The mains is 220V. The telephone system works well domestically and internationally to Southeast Asia, the Middle East, Western Europe and the United States. Brunei has a well-developed mobile network.
Credit Cards: Visa, MasterCard, American Express, Diners, other.
Public office opening hours: Monday-Thursday and Saturday: 7.45 – 12.15 and 13.30 – 16.30. Banks are usually open from 9am to 3pm on weekdays and from 9am to 11am on Saturdays. Most shopping centers are open from 10am to 9:30 pm 7 days a week.
Transportation: There are buses from the capital to the major cities. Car hire is available from the airport and from the major hotels.
The road network in Brunei is well developed. People with a foreign driver’s license can drive in Brunei. For stays over 90 days, you must obtain a Brownian driver’s license.
There are several airlines flying from Brunei to major cities in Southeast Asia, the Middle East and Europe.
Emergency telephone for Brunei police: 993 (According to allcitycodes, country code is +673)
Time difference compared to Norway + seven hours (six hours during the Norwegian summer time).
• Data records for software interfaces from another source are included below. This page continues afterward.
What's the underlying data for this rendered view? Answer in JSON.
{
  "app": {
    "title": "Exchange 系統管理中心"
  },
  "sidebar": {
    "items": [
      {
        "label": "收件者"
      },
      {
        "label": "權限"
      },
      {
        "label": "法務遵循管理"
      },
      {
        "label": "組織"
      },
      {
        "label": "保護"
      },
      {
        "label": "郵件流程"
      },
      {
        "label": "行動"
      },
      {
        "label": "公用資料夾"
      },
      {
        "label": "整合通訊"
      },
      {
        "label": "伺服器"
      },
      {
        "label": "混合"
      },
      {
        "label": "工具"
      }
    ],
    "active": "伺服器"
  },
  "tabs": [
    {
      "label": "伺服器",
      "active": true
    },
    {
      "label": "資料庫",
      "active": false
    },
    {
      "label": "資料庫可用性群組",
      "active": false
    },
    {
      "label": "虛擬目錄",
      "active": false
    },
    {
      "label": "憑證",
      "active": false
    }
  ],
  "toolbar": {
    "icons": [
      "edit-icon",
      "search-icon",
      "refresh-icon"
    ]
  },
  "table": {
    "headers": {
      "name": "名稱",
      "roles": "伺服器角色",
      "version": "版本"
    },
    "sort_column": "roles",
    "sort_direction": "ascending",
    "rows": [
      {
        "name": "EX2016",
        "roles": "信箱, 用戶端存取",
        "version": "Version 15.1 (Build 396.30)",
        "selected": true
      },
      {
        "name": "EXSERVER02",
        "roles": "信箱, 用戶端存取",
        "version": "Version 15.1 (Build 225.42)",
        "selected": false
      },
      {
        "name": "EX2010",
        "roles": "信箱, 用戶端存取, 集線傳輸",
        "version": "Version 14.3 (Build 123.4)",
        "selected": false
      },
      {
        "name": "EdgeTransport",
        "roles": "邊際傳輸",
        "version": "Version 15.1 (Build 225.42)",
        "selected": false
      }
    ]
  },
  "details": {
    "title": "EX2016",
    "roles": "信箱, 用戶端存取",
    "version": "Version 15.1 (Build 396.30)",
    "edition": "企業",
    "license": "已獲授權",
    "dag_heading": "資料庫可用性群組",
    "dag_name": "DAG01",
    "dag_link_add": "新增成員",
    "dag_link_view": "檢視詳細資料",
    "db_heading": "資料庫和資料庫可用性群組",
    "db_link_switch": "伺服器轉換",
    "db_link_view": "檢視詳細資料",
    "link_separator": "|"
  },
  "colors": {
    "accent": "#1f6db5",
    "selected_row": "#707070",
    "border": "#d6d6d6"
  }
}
Norway’s honorary consul, Mr Ahmad bin Isa, can be contacted if consular services are needed. The consulate’s contact information is:
Royal Norwegian Consulate
c/o Ahmad Isa & Partners Advocates & Solicitors
Unit Nos. 406A-410A,
4th Floor, Wisma Jaya
Bandar Seri Begawan BS8811
Phone: +673 2239091 2239092/2239093/2239094
Fax: +673 2239095/2239096
Email: [email protected]
Opening Hours: Monday-Thursday: 8.30am – 12.00pm, Friday: 8.00am –
12.00pm, Saturday: 8.30am – 12.00am Honorary Consul: Haji Ahmad Isa Pehin Date Hj Isa